> [EXERCISE DATA]

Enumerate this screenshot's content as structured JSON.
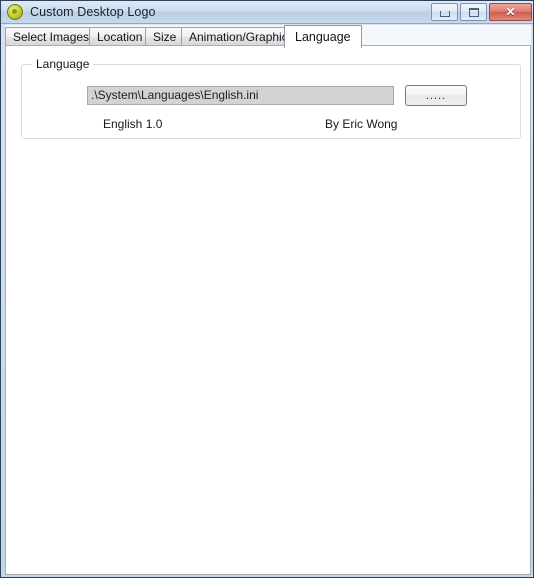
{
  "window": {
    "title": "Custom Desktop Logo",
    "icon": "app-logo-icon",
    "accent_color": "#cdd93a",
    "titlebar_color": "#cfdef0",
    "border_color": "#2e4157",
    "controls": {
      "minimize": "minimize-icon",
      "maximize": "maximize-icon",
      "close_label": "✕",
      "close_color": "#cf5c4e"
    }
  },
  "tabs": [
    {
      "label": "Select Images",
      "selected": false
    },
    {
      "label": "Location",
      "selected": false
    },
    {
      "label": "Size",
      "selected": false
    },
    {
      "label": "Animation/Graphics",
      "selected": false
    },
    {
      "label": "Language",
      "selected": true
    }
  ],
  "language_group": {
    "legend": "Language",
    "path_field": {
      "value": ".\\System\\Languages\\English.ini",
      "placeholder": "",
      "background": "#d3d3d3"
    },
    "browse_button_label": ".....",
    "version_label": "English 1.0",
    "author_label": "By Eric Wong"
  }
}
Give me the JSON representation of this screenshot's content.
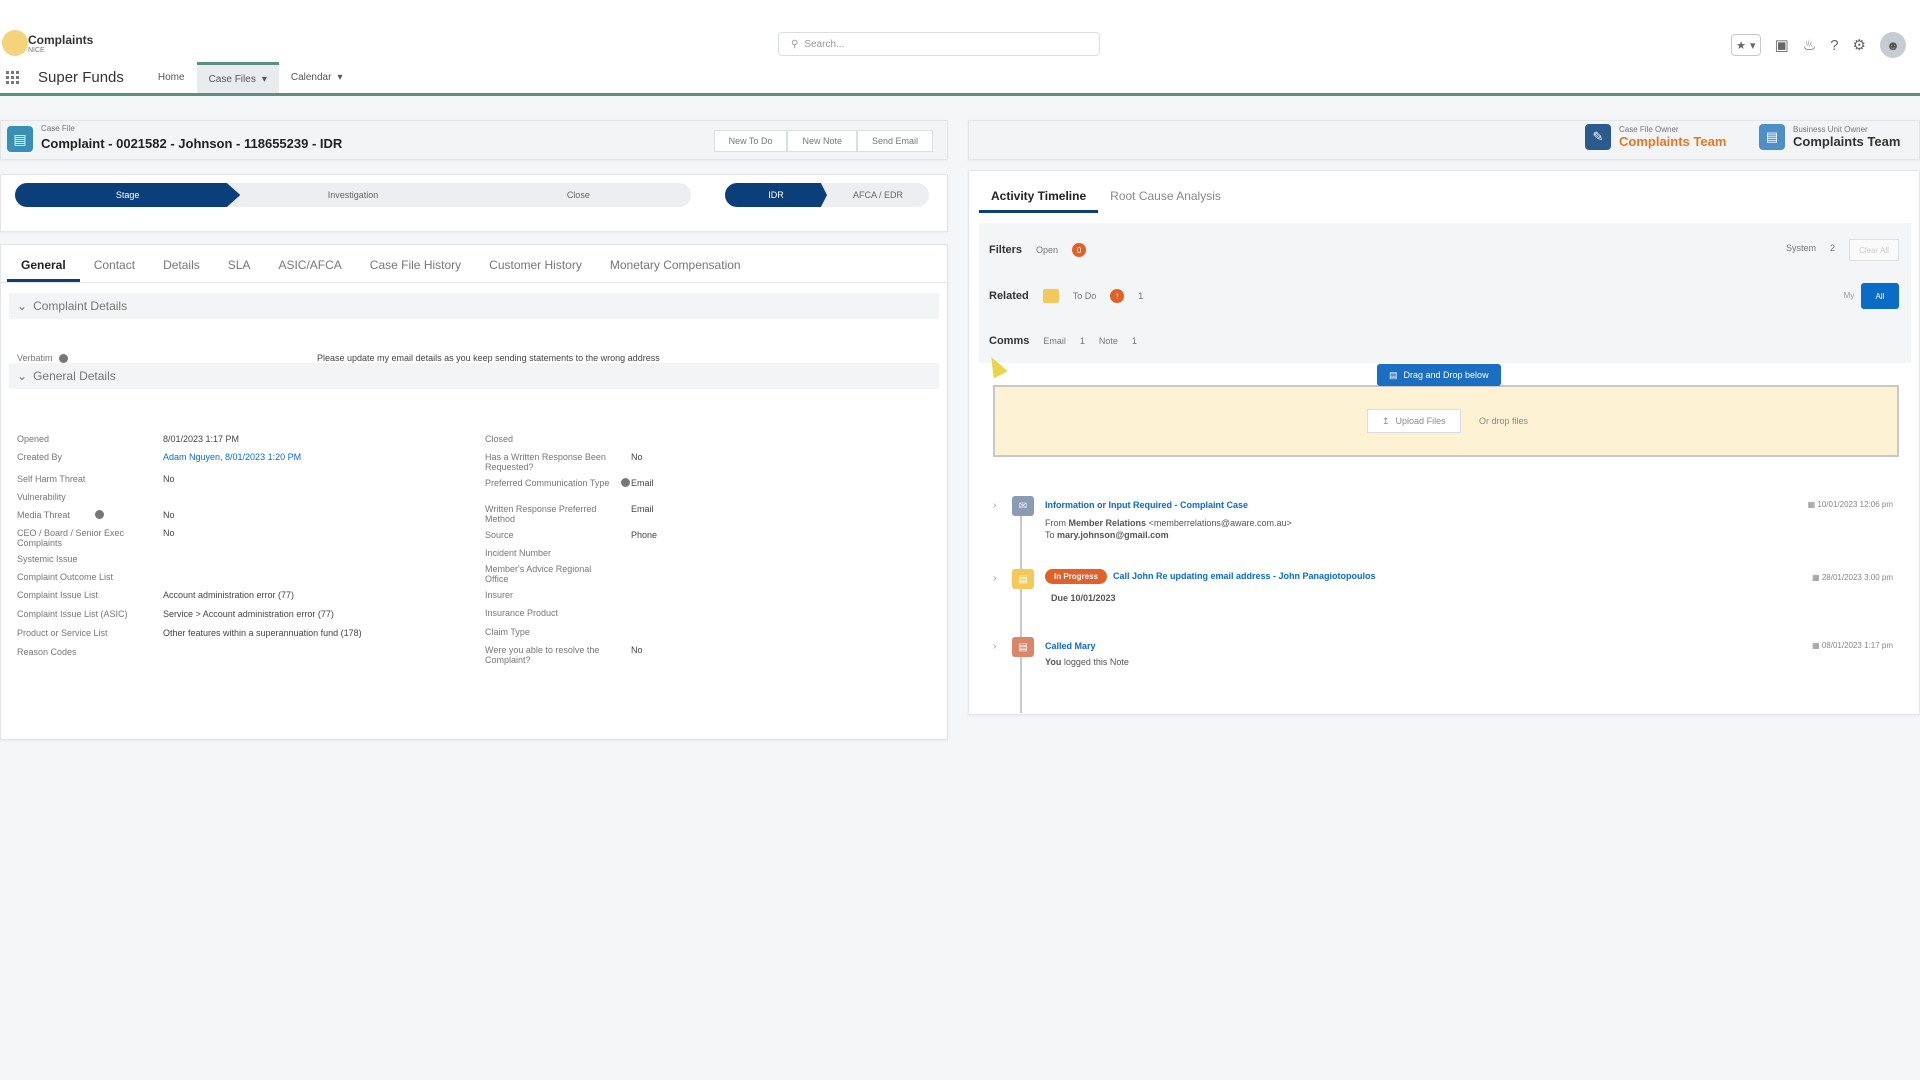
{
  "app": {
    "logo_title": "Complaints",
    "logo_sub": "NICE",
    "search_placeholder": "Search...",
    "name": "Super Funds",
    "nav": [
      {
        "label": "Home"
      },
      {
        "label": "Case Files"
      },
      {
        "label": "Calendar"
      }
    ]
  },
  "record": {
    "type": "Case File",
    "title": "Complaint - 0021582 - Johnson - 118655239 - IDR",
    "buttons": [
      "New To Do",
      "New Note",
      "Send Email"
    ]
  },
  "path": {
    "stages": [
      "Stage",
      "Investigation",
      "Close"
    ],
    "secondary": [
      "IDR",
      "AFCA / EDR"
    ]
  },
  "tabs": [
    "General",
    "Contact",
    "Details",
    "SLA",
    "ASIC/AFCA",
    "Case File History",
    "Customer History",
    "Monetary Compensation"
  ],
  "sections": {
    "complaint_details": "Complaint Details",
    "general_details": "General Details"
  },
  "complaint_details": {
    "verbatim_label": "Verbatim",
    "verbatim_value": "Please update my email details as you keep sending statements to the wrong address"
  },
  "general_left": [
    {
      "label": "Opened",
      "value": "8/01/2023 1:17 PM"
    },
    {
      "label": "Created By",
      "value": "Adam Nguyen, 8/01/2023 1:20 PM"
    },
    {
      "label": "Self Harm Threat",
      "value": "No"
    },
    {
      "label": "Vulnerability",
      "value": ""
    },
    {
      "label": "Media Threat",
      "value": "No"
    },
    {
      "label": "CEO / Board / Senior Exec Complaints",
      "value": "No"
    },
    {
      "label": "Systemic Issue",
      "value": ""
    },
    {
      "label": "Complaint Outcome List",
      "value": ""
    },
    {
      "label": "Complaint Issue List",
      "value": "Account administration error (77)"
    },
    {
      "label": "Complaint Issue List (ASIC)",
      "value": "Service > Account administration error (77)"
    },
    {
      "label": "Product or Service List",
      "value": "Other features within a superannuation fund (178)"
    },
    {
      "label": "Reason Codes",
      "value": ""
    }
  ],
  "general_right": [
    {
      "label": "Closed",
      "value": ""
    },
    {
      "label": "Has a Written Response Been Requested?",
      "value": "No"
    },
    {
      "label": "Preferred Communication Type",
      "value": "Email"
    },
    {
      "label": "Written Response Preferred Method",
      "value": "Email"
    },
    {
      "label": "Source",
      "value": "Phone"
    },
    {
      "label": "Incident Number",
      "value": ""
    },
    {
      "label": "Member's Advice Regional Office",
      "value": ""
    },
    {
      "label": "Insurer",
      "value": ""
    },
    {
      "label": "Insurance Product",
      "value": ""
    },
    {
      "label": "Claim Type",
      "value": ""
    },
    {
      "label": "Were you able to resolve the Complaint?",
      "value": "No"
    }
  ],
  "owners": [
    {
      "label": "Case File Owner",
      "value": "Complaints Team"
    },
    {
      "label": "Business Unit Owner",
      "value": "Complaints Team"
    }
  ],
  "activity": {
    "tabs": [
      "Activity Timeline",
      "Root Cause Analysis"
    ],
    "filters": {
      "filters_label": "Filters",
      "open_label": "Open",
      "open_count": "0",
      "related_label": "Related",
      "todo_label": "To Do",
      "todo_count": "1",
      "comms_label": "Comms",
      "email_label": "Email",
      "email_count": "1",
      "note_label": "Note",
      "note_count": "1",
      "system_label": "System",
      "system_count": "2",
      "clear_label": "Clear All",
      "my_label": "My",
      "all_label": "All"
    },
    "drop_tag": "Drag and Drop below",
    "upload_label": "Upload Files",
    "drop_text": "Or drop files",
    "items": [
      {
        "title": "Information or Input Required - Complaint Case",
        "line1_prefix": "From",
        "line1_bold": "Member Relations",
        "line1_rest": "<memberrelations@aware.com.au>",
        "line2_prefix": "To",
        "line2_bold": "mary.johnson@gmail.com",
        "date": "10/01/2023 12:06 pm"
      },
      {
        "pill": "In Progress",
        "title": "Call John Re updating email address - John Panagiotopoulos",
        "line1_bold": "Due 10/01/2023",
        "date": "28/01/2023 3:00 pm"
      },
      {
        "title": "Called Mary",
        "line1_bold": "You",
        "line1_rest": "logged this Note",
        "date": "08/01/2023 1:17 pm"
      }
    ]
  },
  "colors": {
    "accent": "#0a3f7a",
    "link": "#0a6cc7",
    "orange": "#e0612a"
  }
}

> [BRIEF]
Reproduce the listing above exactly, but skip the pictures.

> [RESPONSE AREA]
Enumerate this screenshot's content as structured JSON.
{
  "window": {
    "title": "Custom Desktop Logo",
    "icon": "app-logo-icon",
    "accent_color": "#cdd93a",
    "titlebar_color": "#cfdef0",
    "border_color": "#2e4157",
    "controls": {
      "minimize": "minimize-icon",
      "maximize": "maximize-icon",
      "close_label": "✕",
      "close_color": "#cf5c4e"
    }
  },
  "tabs": [
    {
      "label": "Select Images",
      "selected": false
    },
    {
      "label": "Location",
      "selected": false
    },
    {
      "label": "Size",
      "selected": false
    },
    {
      "label": "Animation/Graphics",
      "selected": false
    },
    {
      "label": "Language",
      "selected": true
    }
  ],
  "language_group": {
    "legend": "Language",
    "path_field": {
      "value": ".\\System\\Languages\\English.ini",
      "placeholder": "",
      "background": "#d3d3d3"
    },
    "browse_button_label": ".....",
    "version_label": "English 1.0",
    "author_label": "By Eric Wong"
  }
}
Give me the JSON representation of this screenshot's content.
{
  "app": {
    "logo_title": "Complaints",
    "logo_sub": "NICE",
    "search_placeholder": "Search...",
    "name": "Super Funds",
    "nav": [
      {
        "label": "Home"
      },
      {
        "label": "Case Files"
      },
      {
        "label": "Calendar"
      }
    ]
  },
  "record": {
    "type": "Case File",
    "title": "Complaint - 0021582 - Johnson - 118655239 - IDR",
    "buttons": [
      "New To Do",
      "New Note",
      "Send Email"
    ]
  },
  "path": {
    "stages": [
      "Stage",
      "Investigation",
      "Close"
    ],
    "secondary": [
      "IDR",
      "AFCA / EDR"
    ]
  },
  "tabs": [
    "General",
    "Contact",
    "Details",
    "SLA",
    "ASIC/AFCA",
    "Case File History",
    "Customer History",
    "Monetary Compensation"
  ],
  "sections": {
    "complaint_details": "Complaint Details",
    "general_details": "General Details"
  },
  "complaint_details": {
    "verbatim_label": "Verbatim",
    "verbatim_value": "Please update my email details as you keep sending statements to the wrong address"
  },
  "general_left": [
    {
      "label": "Opened",
      "value": "8/01/2023 1:17 PM"
    },
    {
      "label": "Created By",
      "value": "Adam Nguyen, 8/01/2023 1:20 PM"
    },
    {
      "label": "Self Harm Threat",
      "value": "No"
    },
    {
      "label": "Vulnerability",
      "value": ""
    },
    {
      "label": "Media Threat",
      "value": "No"
    },
    {
      "label": "CEO / Board / Senior Exec Complaints",
      "value": "No"
    },
    {
      "label": "Systemic Issue",
      "value": ""
    },
    {
      "label": "Complaint Outcome List",
      "value": ""
    },
    {
      "label": "Complaint Issue List",
      "value": "Account administration error (77)"
    },
    {
      "label": "Complaint Issue List (ASIC)",
      "value": "Service > Account administration error (77)"
    },
    {
      "label": "Product or Service List",
      "value": "Other features within a superannuation fund (178)"
    },
    {
      "label": "Reason Codes",
      "value": ""
    }
  ],
  "general_right": [
    {
      "label": "Closed",
      "value": ""
    },
    {
      "label": "Has a Written Response Been Requested?",
      "value": "No"
    },
    {
      "label": "Preferred Communication Type",
      "value": "Email"
    },
    {
      "label": "Written Response Preferred Method",
      "value": "Email"
    },
    {
      "label": "Source",
      "value": "Phone"
    },
    {
      "label": "Incident Number",
      "value": ""
    },
    {
      "label": "Member's Advice Regional Office",
      "value": ""
    },
    {
      "label": "Insurer",
      "value": ""
    },
    {
      "label": "Insurance Product",
      "value": ""
    },
    {
      "label": "Claim Type",
      "value": ""
    },
    {
      "label": "Were you able to resolve the Complaint?",
      "value": "No"
    }
  ],
  "owners": [
    {
      "label": "Case File Owner",
      "value": "Complaints Team"
    },
    {
      "label": "Business Unit Owner",
      "value": "Complaints Team"
    }
  ],
  "activity": {
    "tabs": [
      "Activity Timeline",
      "Root Cause Analysis"
    ],
    "filters": {
      "filters_label": "Filters",
      "open_label": "Open",
      "open_count": "0",
      "related_label": "Related",
      "todo_label": "To Do",
      "todo_count": "1",
      "comms_label": "Comms",
      "email_label": "Email",
      "email_count": "1",
      "note_label": "Note",
      "note_count": "1",
      "system_label": "System",
      "system_count": "2",
      "clear_label": "Clear All",
      "my_label": "My",
      "all_label": "All"
    },
    "drop_tag": "Drag and Drop below",
    "upload_label": "Upload Files",
    "drop_text": "Or drop files",
    "items": [
      {
        "title": "Information or Input Required - Complaint Case",
        "line1_prefix": "From",
        "line1_bold": "Member Relations",
        "line1_rest": "<memberrelations@aware.com.au>",
        "line2_prefix": "To",
        "line2_bold": "mary.johnson@gmail.com",
        "date": "10/01/2023 12:06 pm"
      },
      {
        "pill": "In Progress",
        "title": "Call John Re updating email address - John Panagiotopoulos",
        "line1_bold": "Due 10/01/2023",
        "date": "28/01/2023 3:00 pm"
      },
      {
        "title": "Called Mary",
        "line1_bold": "You",
        "line1_rest": "logged this Note",
        "date": "08/01/2023 1:17 pm"
      }
    ]
  },
  "colors": {
    "accent": "#0a3f7a",
    "link": "#0a6cc7",
    "orange": "#e0612a"
  }
}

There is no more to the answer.